While Highlights President Elmer Meider won’t name names, he says the major vendors were considered. The service provider that was selected, however, probably is not one that most network executives would immediately associate with IT outsourcing: Verizon IT.

Highlights has used Verizon IT to manage its mainframe, AS400 and RS6000 platforms, which handle subscription processing, order fulfillment and other tasks, for about four years. Meider says his company settled on Verizon IT because of the stable, secure infrastructure it could provide and its commitment to customer service.

“Once they had passed the test of our IS group telling us that they could deliver what we needed to be delivered, we felt comfortable,” Meider says. “We have to have a comfort level with the philosophy of the company and how they treat their customers.”

That’s what Verizon IT is hoping to hear from other midsize businesses.
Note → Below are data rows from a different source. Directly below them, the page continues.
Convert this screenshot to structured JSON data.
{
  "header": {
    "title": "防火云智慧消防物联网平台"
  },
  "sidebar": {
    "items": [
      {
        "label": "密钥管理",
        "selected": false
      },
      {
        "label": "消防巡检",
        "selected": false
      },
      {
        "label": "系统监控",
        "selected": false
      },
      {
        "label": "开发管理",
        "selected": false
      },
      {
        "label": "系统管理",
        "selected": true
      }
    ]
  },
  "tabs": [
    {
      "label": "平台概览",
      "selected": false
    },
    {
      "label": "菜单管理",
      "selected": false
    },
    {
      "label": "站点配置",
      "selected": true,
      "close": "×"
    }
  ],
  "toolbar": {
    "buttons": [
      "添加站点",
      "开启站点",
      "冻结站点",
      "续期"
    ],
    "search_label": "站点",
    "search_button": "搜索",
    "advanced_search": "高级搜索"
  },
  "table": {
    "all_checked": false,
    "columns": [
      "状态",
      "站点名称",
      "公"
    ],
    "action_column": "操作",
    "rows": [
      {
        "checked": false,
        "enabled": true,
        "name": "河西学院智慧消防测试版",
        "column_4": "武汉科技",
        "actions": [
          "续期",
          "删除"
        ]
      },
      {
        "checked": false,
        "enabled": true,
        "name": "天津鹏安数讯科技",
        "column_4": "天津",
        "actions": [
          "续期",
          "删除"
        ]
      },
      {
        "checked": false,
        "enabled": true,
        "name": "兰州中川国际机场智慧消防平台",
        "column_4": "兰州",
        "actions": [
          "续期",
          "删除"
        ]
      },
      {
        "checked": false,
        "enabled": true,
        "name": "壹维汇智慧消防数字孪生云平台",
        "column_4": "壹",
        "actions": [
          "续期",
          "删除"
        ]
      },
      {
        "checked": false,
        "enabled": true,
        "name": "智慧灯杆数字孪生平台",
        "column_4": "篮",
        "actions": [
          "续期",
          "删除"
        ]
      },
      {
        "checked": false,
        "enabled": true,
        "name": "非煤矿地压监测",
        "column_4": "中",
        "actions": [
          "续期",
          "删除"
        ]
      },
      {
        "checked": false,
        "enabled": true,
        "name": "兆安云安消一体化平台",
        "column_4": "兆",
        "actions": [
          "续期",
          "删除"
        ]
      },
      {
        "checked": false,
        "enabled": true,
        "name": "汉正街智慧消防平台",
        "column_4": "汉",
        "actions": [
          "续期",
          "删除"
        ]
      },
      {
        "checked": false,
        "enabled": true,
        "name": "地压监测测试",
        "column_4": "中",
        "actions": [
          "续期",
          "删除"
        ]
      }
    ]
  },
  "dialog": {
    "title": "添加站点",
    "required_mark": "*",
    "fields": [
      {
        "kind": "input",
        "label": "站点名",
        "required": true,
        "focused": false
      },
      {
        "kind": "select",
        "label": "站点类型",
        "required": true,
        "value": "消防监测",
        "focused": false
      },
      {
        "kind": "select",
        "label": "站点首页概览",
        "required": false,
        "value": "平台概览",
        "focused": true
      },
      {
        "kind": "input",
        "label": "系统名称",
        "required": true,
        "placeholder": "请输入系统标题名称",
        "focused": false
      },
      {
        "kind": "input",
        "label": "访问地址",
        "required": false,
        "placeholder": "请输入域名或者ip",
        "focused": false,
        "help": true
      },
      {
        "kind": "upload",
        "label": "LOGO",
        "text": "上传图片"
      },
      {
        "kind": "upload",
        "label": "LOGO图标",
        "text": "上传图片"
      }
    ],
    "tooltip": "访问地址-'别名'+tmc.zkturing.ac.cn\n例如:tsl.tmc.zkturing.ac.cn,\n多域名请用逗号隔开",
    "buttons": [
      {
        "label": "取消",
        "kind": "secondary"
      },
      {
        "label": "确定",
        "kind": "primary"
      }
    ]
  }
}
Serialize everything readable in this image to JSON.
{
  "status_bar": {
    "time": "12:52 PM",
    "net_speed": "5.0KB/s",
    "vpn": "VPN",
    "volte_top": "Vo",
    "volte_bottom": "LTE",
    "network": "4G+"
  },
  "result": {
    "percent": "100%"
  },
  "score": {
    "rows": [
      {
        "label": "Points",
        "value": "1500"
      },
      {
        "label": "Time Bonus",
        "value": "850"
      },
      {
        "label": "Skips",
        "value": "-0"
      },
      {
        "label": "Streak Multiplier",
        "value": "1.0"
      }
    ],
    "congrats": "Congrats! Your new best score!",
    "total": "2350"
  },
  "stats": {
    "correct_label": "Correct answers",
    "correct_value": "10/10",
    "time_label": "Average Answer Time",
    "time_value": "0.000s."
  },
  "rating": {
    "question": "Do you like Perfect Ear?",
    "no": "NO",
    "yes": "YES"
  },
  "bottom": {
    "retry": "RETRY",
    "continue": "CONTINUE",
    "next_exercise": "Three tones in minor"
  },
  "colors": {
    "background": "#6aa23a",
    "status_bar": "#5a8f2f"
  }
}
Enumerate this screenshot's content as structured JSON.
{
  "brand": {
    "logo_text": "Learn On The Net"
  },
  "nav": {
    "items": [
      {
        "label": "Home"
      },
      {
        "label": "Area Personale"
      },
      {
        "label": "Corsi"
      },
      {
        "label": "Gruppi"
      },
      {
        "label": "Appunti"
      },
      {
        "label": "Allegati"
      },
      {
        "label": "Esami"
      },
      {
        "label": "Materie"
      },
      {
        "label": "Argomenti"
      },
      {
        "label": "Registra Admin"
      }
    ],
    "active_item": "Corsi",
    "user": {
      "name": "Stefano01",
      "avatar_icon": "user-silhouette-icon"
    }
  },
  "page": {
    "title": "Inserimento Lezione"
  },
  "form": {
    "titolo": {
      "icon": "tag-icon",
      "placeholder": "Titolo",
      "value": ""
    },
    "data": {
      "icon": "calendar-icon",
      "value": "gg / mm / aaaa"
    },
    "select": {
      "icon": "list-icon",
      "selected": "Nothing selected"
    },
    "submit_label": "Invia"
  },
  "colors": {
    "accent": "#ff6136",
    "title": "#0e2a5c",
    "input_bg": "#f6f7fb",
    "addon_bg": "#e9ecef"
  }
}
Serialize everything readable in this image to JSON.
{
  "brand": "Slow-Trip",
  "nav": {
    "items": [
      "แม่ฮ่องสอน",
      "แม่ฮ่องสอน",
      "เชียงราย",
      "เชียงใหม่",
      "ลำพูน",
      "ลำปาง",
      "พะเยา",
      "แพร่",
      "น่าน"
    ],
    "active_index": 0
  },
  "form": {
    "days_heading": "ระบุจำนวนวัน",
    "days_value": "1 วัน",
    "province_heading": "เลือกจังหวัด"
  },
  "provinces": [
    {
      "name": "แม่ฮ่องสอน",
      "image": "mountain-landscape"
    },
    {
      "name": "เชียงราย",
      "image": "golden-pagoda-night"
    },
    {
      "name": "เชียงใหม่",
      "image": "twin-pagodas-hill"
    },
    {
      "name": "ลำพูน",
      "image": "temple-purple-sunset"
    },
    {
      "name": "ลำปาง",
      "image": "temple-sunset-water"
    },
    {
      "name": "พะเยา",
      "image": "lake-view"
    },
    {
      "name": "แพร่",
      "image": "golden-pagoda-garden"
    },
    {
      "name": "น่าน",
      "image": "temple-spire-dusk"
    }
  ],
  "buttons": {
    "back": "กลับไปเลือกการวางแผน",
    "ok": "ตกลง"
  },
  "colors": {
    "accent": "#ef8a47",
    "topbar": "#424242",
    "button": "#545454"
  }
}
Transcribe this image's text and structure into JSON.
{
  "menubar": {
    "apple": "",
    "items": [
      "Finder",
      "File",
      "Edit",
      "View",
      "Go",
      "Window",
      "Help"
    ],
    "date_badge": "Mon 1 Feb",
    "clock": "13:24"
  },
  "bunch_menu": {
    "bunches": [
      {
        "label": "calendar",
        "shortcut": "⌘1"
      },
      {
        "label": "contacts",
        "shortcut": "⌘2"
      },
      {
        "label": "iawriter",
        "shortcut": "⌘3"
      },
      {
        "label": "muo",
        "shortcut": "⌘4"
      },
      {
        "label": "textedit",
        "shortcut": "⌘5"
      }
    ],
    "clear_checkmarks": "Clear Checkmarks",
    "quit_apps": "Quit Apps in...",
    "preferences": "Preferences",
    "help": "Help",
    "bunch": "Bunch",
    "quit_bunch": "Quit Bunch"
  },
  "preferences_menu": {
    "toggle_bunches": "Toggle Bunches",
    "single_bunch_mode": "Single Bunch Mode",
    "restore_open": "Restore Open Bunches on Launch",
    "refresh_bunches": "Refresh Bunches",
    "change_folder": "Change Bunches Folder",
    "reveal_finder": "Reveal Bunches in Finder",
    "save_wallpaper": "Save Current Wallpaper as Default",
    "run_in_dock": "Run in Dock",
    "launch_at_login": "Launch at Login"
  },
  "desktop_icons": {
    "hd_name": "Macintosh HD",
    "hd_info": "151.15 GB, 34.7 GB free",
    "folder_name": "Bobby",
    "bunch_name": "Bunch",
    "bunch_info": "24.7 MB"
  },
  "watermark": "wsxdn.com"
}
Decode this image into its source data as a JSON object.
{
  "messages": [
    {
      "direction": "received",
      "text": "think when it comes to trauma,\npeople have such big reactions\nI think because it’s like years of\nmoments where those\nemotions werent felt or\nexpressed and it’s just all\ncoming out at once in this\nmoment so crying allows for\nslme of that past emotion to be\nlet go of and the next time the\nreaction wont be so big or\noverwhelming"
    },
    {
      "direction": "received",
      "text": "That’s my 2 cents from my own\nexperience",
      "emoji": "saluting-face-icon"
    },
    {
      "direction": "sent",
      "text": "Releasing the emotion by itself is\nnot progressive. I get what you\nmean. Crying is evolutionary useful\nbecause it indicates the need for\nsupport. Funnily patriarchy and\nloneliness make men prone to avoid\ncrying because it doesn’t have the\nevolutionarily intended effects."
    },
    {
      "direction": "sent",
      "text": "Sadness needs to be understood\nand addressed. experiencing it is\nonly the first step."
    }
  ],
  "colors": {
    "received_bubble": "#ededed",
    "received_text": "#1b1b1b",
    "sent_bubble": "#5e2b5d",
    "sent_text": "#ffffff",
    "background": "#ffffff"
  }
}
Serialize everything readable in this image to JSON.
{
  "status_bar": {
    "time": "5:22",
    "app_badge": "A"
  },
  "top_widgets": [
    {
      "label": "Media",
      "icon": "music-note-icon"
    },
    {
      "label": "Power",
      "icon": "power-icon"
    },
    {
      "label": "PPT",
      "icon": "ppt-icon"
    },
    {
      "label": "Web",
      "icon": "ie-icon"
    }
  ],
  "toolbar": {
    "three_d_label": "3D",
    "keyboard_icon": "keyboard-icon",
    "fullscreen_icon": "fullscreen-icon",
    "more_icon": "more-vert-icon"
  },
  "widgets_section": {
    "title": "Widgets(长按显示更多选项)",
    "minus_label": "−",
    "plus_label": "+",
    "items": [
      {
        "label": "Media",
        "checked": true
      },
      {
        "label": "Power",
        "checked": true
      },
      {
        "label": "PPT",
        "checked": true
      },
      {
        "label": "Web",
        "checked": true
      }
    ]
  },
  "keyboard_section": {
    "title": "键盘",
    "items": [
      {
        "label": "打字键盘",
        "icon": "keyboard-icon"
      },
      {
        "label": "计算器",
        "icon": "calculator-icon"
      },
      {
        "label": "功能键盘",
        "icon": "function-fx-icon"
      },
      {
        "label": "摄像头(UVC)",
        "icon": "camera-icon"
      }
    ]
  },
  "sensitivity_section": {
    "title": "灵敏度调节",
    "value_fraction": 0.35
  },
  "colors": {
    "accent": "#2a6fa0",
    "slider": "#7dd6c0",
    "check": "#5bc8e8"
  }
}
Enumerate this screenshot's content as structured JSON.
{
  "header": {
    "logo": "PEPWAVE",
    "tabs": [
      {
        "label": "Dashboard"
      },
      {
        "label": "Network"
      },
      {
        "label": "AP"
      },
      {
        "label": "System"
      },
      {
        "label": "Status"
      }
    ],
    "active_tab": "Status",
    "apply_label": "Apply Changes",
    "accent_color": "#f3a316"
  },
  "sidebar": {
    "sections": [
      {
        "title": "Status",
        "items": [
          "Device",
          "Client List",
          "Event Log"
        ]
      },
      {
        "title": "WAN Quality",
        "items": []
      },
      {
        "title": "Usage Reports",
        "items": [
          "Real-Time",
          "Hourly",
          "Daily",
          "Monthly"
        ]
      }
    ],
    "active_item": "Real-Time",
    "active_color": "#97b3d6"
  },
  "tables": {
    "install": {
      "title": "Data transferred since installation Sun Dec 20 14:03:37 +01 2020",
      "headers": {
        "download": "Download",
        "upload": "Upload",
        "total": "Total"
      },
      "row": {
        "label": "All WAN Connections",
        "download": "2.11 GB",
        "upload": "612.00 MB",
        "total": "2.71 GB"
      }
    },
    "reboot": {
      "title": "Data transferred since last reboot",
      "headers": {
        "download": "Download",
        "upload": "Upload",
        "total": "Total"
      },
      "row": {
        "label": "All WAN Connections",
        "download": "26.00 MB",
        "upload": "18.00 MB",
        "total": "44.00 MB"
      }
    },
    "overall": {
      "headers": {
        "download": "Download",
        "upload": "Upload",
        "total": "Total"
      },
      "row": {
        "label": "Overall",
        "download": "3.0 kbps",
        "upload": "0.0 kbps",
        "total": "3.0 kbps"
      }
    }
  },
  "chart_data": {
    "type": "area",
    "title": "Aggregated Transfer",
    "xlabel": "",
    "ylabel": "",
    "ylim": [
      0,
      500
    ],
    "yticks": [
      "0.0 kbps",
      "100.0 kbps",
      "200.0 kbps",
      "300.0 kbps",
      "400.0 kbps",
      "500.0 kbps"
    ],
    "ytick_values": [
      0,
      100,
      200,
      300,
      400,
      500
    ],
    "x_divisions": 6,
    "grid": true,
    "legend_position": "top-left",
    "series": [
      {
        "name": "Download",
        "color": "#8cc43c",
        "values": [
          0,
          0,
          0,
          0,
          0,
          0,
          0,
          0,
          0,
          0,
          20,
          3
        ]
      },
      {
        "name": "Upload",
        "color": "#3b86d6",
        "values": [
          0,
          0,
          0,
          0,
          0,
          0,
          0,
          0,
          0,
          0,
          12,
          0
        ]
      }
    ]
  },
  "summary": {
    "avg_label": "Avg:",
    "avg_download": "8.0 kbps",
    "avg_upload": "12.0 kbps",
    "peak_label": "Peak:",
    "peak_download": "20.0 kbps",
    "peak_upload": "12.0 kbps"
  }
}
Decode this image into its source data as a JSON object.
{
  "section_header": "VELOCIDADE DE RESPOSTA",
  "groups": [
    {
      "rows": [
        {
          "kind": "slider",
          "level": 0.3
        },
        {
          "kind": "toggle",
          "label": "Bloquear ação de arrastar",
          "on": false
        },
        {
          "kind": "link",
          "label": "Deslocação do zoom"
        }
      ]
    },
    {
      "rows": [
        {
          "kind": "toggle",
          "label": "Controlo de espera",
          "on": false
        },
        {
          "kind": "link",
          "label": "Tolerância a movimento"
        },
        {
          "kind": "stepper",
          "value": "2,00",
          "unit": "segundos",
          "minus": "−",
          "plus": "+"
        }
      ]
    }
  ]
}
A business unit within Verizon, Verizon IT has been in the outsourcing business for more than 12 years. In the past, the company has focused on serving large customers and competing with bigger outsourcers such as IBM and Electronic Data Systems (EDS). But recently Verizon IT made a switch, deciding to put more of its efforts into serving midsize businesses, an area that analysts say is a growing but untapped market for outsourcing.

Plus: Verizon vaults into managed IP voice

“The small and [midsize] markets have always been seen by the [telephone companies], in particular, and IBM and EDS to a small extent, as being an untapped region where business might be found,” says Laurie Seymour, program manager for service provider research at IDC.

Verizon IT originated with the former GTE, and when GTE and Bell Atlantic merged to create Verizon, the IT outsourcing unit found itself with even deeper resources. The company has about 800 staffers and has access to the capabilities and expertise of 10,000 IT professionals within its parent company, says Mike Luebke, Verizon IT unit president. Verizon IT has data centers in Fort Wayne, Ind.; Sacramento, Calif.; and Tampa, Fla. It has about 65 customers.

Luebke says about half its customers have annual revenue of more than $1.5 billion. These days, however, Verizon IT is focused on the midsize market, companies with annual revenues from $250 million to $1.5 billion, and says it hopes to change its customer mix to an 80/20 split, with the majority being smaller companies.

Luebke says the business unit is taking advantage of its parent company’s stability, while still trying to sell itself as a smaller player that can provide the hand-holding that small and midsize businesses need.

“We want to leverage the advantages of the large Verizon and the telecom capabilities that we have there and the strength financially,” he says. “At the same time we’re a small business unit so we can bring customized attention.”

But Verizon IT faces several challenges. The first is getting its name out to prospective customers.

“When you think of IT services, you don’t think of Verizon. You think of EDS or IBM,” Seymour says. “They don’t want to directly combat an EDS or IBM, though; they want to try to find the customer who is looking for perhaps a slightly less-custom option without a high price tag. There are plenty of enterprises out there that are willing to take them up on that.”

Another challenge is getting around the reputation of being a telecom firm, which customers might associate with questionable service. At the same time, Seymour says that having the telecom expertise and infrastructure puts Verizon IT in a good position to deliver IT services.

“It really lowers their costs,” Seymour says. “They understand how to build networks that are scalable and reliable. And they understand how to blend their services with the larger telecommunications network.”

The proof will be in how Verizon IT can deliver its services, which include managed hosting, application management, mobile computing management and help desk support.